Colorado’s two main utilities, Black Hills Energy and Xcel offer net metering as per state law. They also offer performance-based incentives (PBIs) for solar energy systems up to 500 kW, in exchange for your renewable energy credits (RECs).
Under the Black Hills Energy Solar Power Program, homeowners with systems sized 0.5 kW – 30 kW can earn $0.030 per kWh. The contract is for a 10-year period, during which the utility can claim all your RECs.
Xcel customer in Colorado can sign up for the utility’s Solar Rewards program which pays homeowners $0.005/kWh. Again, the trade-off is that you sign a contract to give Xcel your RECs – this time for 20 years.
Should the market for solar RECs take off in the state in the meantime, you may be out of pocket if you sign up for a PBI. On the flip side, at least with the PBI you guarantee the additional income for a decade or two. If you’re in an area serviced by both utilities, Black Hills Energy seems to me to be the better choice, given the difference in compensation and contract length.
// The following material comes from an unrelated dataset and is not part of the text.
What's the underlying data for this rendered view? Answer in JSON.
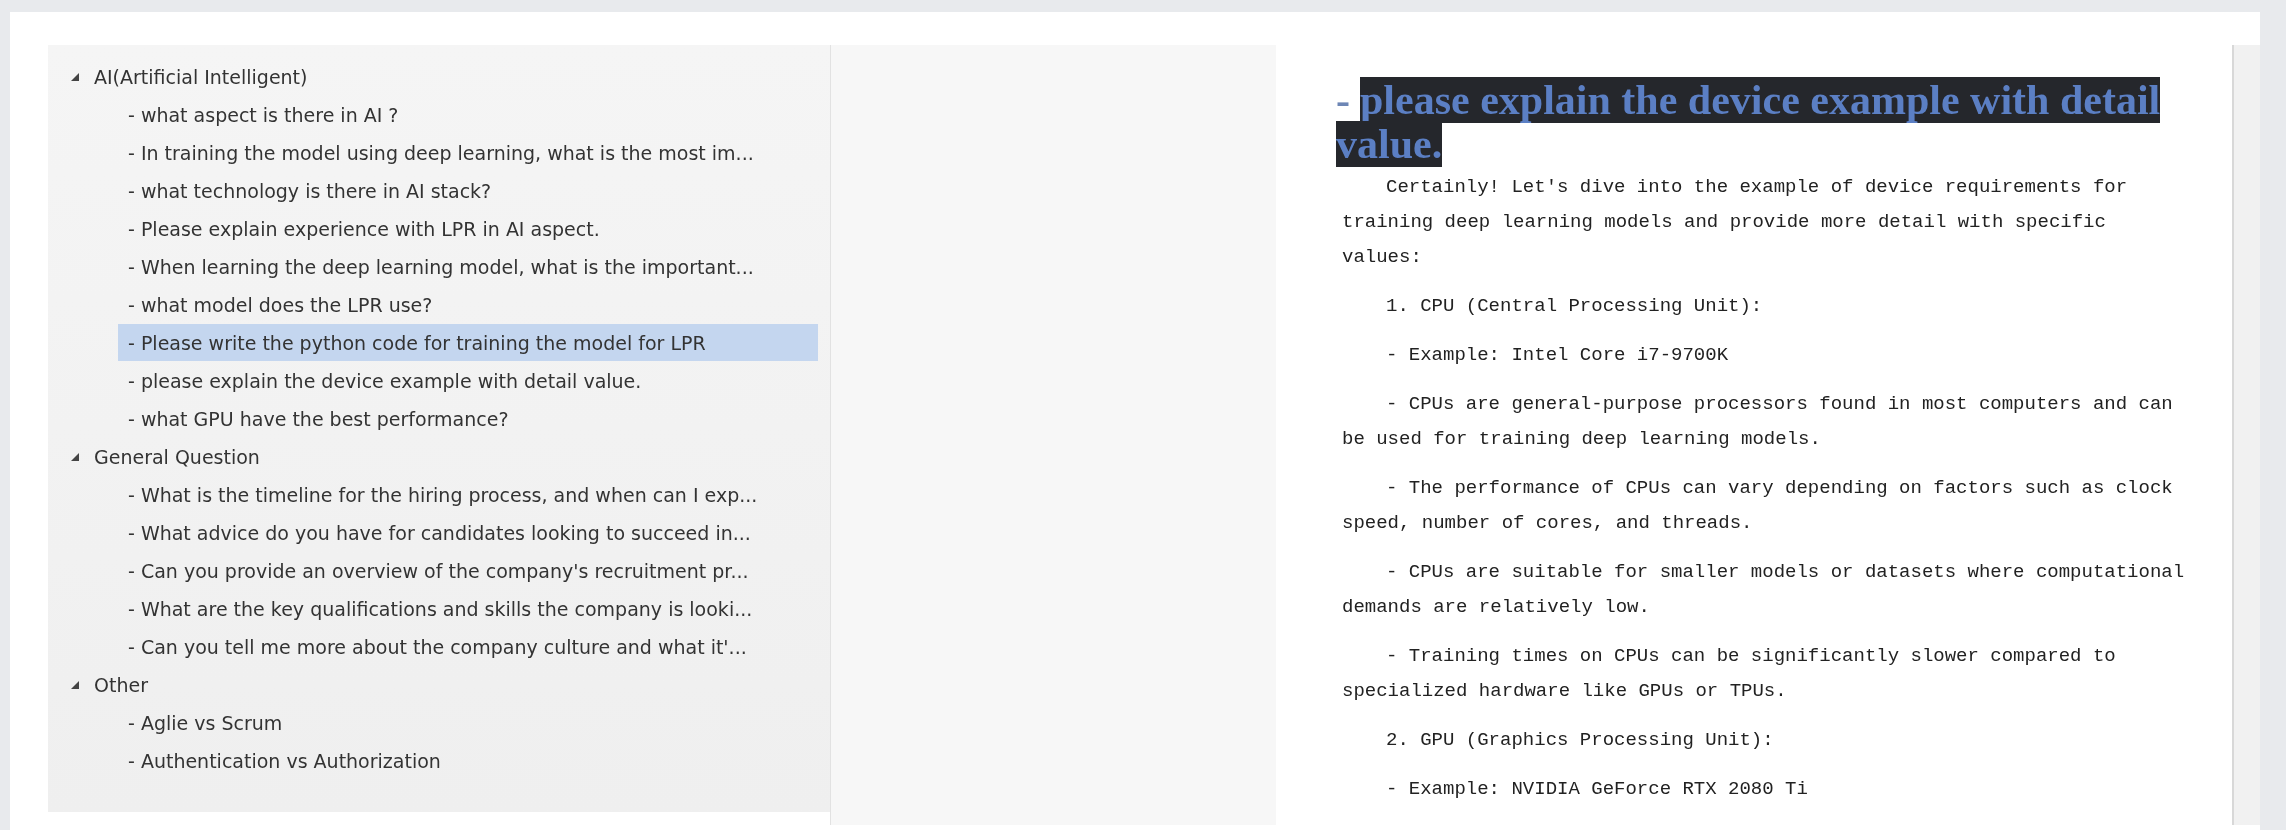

City of Boulder solar incentives
Colorado is a fairly generous state for solar incentives, but the City of Boulder goes a step farther. Boulder created a home solar grant program in 2020 that can cover up to 50% of total project costs after rebates, incentives and tax credits for a family of four with an income below $102,450 a year.
The City of Boulder also offers a solar rebate worth approximately 15% of the city sales and use tax paid on materials and permits for a home solar installation. The rebate applies to solar water heat, solar photovoltaics, and solar pool heating and the average rebate is around $140 for a 4.5 kW photovoltaic system.
Final thoughts on state solar incentives in Colorado
Colorado makes it easy to go solar. If you live in the Centennial State, you can take advantage of a state sales tax exemption, advantageous net metering, PBIs, and property tax exemptions. Depending on where you live and your income, you may even be able to get solar installed entirely free or at least at a hefty discount. And if you install solar in Colorado before 2032, don’t forget your 30% federal solar tax credit!